(Page and application data records)
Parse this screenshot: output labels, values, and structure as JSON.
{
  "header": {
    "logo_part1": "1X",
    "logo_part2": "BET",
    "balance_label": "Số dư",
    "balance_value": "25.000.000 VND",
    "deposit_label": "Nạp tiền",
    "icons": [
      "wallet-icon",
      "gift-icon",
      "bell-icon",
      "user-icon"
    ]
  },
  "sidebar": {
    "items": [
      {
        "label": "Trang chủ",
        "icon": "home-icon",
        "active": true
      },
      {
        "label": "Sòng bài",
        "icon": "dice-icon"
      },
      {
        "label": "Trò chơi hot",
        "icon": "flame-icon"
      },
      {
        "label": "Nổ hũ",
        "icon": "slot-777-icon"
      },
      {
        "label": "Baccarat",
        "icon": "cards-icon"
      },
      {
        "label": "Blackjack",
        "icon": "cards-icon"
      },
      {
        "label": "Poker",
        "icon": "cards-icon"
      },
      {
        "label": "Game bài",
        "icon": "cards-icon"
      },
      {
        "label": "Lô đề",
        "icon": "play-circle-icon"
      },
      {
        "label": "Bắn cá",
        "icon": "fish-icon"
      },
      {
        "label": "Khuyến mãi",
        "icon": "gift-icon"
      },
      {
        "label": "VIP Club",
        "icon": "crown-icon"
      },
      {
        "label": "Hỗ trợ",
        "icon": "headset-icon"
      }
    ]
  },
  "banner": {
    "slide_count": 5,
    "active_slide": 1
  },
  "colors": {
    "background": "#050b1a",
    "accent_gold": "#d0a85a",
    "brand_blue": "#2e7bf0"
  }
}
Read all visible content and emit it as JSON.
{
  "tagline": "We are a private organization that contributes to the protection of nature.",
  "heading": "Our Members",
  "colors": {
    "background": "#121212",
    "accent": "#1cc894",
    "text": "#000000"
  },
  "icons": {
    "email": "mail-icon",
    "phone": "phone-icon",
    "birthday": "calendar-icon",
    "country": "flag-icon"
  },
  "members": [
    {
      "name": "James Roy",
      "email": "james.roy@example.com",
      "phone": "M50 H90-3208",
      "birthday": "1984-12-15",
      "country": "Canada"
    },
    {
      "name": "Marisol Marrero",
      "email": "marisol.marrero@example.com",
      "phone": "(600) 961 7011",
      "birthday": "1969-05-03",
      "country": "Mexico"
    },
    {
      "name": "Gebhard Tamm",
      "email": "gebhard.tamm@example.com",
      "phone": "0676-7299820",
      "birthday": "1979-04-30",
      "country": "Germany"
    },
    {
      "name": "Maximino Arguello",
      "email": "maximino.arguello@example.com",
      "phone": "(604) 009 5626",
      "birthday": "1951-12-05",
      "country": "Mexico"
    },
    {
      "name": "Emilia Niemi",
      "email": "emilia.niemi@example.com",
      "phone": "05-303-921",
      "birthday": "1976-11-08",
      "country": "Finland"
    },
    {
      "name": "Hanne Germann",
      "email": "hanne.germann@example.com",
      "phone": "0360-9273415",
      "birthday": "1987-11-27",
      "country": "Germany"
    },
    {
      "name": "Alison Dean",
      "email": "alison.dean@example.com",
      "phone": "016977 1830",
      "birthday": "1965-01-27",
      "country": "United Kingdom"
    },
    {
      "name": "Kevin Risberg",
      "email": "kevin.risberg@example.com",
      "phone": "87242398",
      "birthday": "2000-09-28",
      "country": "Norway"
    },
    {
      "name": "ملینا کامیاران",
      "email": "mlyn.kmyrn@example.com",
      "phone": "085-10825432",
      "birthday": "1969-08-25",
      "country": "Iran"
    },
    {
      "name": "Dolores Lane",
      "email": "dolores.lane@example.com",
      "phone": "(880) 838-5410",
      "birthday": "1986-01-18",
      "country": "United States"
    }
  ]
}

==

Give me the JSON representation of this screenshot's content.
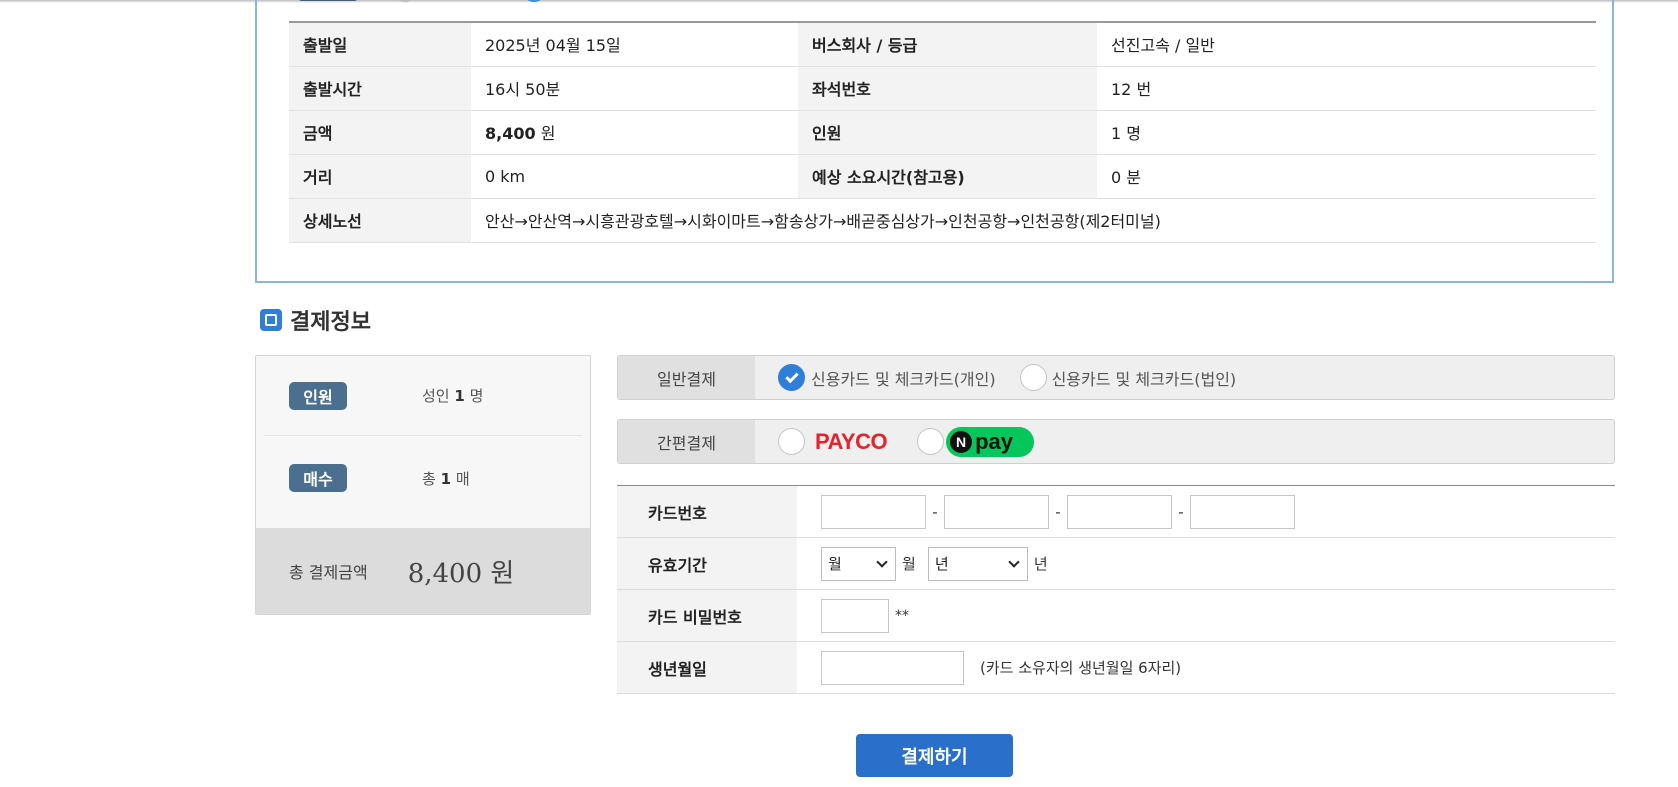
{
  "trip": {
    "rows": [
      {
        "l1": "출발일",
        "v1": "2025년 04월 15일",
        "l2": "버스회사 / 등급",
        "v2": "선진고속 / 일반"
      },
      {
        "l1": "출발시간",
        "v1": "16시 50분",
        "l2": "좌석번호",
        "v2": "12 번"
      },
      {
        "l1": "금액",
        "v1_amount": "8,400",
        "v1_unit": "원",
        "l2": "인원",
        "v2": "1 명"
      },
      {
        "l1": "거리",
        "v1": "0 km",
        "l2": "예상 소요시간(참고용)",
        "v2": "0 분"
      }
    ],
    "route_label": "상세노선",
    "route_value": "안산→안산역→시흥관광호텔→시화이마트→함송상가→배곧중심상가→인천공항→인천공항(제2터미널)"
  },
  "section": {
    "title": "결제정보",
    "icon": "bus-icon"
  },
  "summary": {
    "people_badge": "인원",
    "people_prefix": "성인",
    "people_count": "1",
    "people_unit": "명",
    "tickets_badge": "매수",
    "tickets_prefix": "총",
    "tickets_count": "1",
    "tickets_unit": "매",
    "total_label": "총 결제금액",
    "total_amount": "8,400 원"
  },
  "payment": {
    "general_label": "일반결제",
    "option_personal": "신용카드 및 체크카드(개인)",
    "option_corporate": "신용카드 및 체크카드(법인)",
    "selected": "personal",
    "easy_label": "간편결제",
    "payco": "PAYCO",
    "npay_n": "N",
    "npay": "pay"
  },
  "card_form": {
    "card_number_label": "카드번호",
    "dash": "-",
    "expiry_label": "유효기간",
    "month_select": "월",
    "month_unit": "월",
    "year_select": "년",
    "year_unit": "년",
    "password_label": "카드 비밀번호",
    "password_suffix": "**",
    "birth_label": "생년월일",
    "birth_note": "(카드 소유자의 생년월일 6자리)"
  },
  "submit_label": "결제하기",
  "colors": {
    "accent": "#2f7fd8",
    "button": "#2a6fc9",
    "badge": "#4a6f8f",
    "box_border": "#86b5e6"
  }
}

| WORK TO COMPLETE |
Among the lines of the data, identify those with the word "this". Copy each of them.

| TASK SOLUTION |
Parse this screenshot: output labels, values, and structure as JSON.
Give me the JSON representation of this screenshot's content.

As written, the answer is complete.